==== Working data

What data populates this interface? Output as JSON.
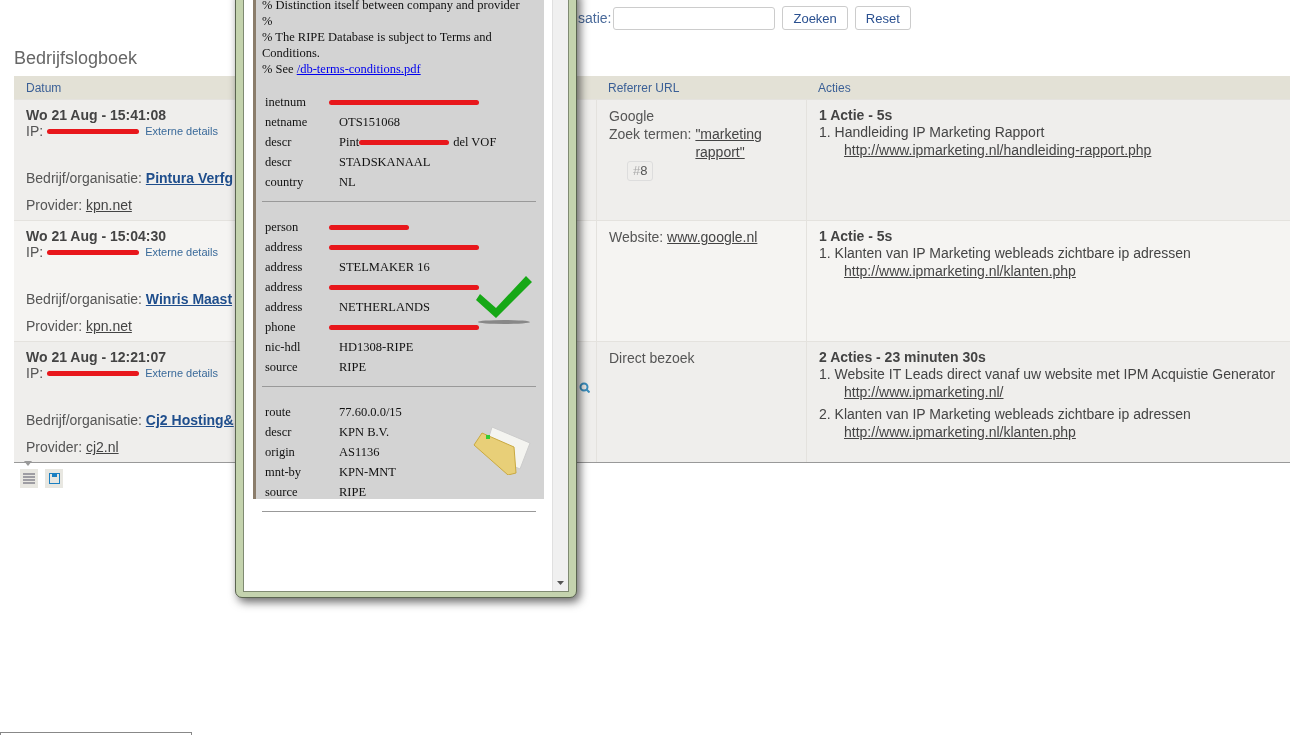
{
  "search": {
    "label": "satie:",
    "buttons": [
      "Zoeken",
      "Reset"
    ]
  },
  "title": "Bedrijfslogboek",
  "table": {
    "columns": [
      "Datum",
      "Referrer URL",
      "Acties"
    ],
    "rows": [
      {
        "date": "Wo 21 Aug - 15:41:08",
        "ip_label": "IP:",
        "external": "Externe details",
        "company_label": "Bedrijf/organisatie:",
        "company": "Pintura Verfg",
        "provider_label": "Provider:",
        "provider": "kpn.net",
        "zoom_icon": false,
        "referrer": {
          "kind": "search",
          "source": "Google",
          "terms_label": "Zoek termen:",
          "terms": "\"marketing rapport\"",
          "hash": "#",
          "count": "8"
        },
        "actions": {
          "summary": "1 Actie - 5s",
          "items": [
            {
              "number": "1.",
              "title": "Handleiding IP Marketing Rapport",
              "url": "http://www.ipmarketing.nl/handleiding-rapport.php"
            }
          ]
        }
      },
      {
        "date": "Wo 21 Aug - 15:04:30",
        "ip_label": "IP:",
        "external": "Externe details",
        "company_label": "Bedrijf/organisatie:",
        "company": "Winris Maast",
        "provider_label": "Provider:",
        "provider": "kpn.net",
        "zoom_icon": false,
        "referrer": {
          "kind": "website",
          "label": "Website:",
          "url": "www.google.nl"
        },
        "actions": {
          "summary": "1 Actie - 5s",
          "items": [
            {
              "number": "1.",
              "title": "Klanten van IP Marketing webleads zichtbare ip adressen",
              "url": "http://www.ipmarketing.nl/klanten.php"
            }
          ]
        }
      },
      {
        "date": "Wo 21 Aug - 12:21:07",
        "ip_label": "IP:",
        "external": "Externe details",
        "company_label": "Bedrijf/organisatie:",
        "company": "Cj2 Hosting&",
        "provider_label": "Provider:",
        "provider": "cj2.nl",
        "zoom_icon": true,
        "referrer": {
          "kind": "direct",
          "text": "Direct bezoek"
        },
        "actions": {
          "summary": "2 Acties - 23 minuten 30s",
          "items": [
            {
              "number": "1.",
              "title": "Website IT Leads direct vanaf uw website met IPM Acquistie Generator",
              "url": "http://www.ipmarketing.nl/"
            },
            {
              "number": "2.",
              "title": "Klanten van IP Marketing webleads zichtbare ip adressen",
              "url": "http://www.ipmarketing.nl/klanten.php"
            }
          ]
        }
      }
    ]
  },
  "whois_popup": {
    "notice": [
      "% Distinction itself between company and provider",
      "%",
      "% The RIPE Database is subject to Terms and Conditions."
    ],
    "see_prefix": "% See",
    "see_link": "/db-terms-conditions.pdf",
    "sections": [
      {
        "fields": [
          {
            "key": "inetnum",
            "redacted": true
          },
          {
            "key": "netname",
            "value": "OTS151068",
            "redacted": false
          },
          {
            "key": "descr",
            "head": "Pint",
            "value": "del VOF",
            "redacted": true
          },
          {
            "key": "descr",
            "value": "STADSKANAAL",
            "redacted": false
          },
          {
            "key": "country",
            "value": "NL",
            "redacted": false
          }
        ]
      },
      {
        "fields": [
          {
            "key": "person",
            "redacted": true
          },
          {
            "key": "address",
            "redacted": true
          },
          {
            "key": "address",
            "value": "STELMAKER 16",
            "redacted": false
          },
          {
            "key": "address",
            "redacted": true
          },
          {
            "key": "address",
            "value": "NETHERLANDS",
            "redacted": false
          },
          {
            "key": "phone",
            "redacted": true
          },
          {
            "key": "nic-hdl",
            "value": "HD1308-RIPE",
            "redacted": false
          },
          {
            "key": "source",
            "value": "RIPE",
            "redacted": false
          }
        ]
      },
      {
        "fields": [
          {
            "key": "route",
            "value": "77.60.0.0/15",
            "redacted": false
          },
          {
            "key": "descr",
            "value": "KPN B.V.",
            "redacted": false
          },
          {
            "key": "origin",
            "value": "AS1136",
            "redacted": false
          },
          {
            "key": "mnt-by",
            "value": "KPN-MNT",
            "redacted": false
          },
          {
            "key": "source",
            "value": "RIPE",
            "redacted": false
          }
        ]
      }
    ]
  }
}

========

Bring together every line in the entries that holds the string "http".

### Worked solution
              "url": "http://www.ipmarketing.nl/handleiding-rapport.php"
              "url": "http://www.ipmarketing.nl/klanten.php"
              "url": "http://www.ipmarketing.nl/"
              "url": "http://www.ipmarketing.nl/klanten.php"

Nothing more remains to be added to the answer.